it becomes breezy and less humid. High pressure builds in from
the west Wednesday night into Thursday with fair weather and
comfortable humidity levels heading into the weekend.

The RH values will recover to around 100 percent tonight. The
min RH values will be 50 to 75 percent Wednesday afternoon.

It will remain breezy overnight with south to southwest winds
of 10 to 20 mph, with some gusts of 25 to 35 mph possible,
especially across the southwest Adirondacks and within the
Capital Region of NY. Winds will shift to the west to northwest
at 10 to 20 mph by Wednesday afternoon with gusts in the 25 to
35 mph range.

A widespread wetting rain is likely tonight through Wednesday


Showers will increase tonight into early Wednesday ahead of a
strong low pressure system and its warm and cold fronts, with
isolated to scattered thunderstorms possible Wednesday morning
into the early afternoon. Total QPF ranges from a few tenths of
an inch to an inch from the system, with greatest amounts
expected across portions of the southwest Adirondacks and
western Mohawk Valley region.

Some minor within-bank river rises are possible, but no
widespread problems are currently anticipated. Locally heavy
downpours could also lead to ponding of water in poor
drainage/urban areas.

Dry weather returns Wednesday night into the Saturday, as river
flows recede again.

For details on specific area rivers and lakes, including
observed and forecast river stages and lake elevations, please
visit the Advanced Hydrologic Prediction Service /AHPS/ graphs
on our website.

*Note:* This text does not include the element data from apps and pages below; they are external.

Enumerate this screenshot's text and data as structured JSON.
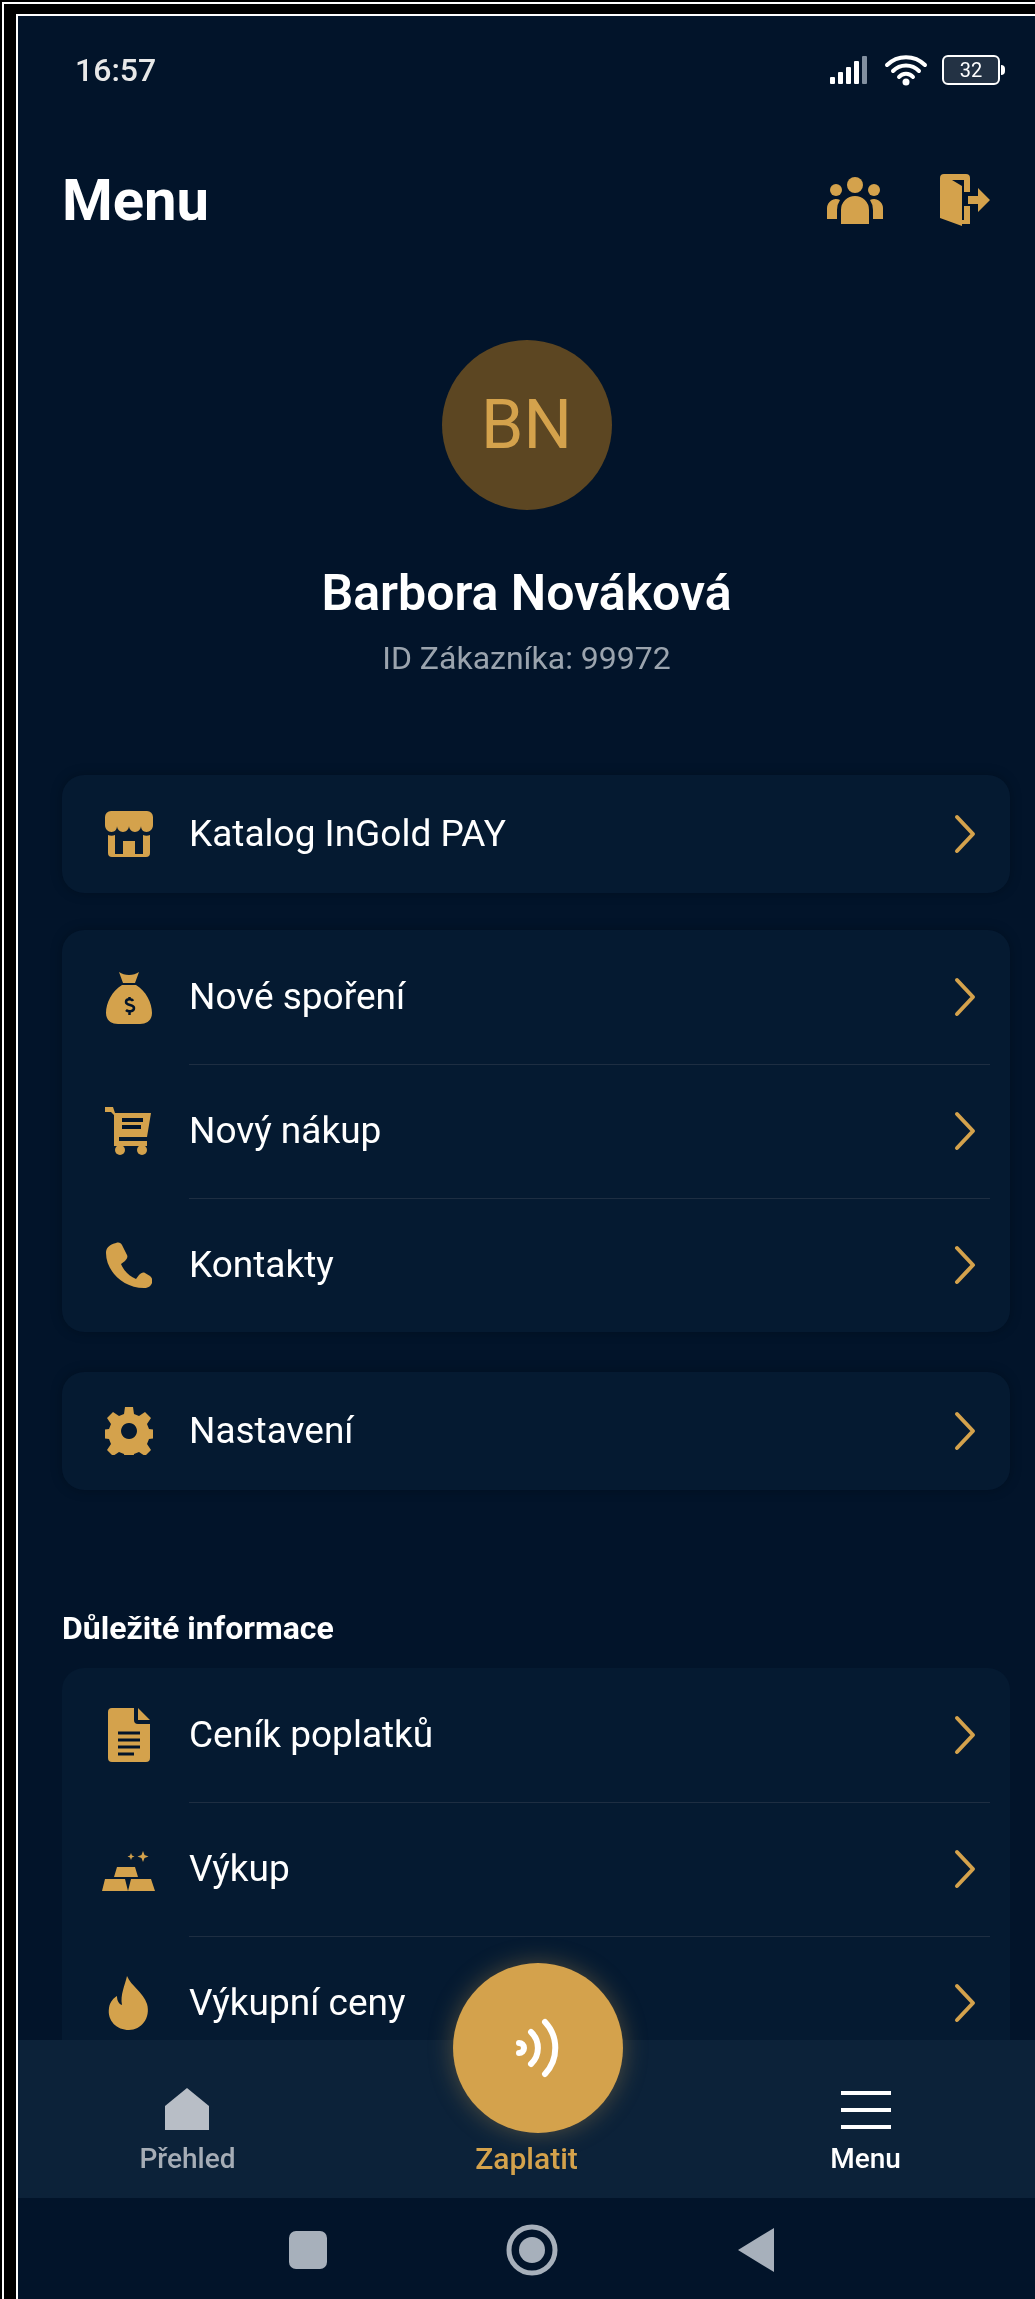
{
  "status_bar": {
    "time": "16:57",
    "battery": "32"
  },
  "header": {
    "title": "Menu"
  },
  "profile": {
    "initials": "BN",
    "name": "Barbora Nováková",
    "customer_id": "ID Zákazníka: 99972"
  },
  "menu_groups": [
    {
      "items": [
        {
          "label": "Katalog InGold PAY"
        }
      ]
    },
    {
      "items": [
        {
          "label": "Nové spoření"
        },
        {
          "label": "Nový nákup"
        },
        {
          "label": "Kontakty"
        }
      ]
    },
    {
      "items": [
        {
          "label": "Nastavení"
        }
      ]
    }
  ],
  "info_section": {
    "heading": "Důležité informace",
    "items": [
      {
        "label": "Ceník poplatků"
      },
      {
        "label": "Výkup"
      },
      {
        "label": "Výkupní ceny"
      }
    ]
  },
  "bottom_nav": [
    {
      "label": "Přehled",
      "kind": "home",
      "selected": false
    },
    {
      "label": "Zaplatit",
      "kind": "pay",
      "selected": false
    },
    {
      "label": "Menu",
      "kind": "menu",
      "selected": true
    }
  ]
}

HYDROLOGY...KL/Wasula is the U.S. government's official web portal to all federal, state and local government web resources and services.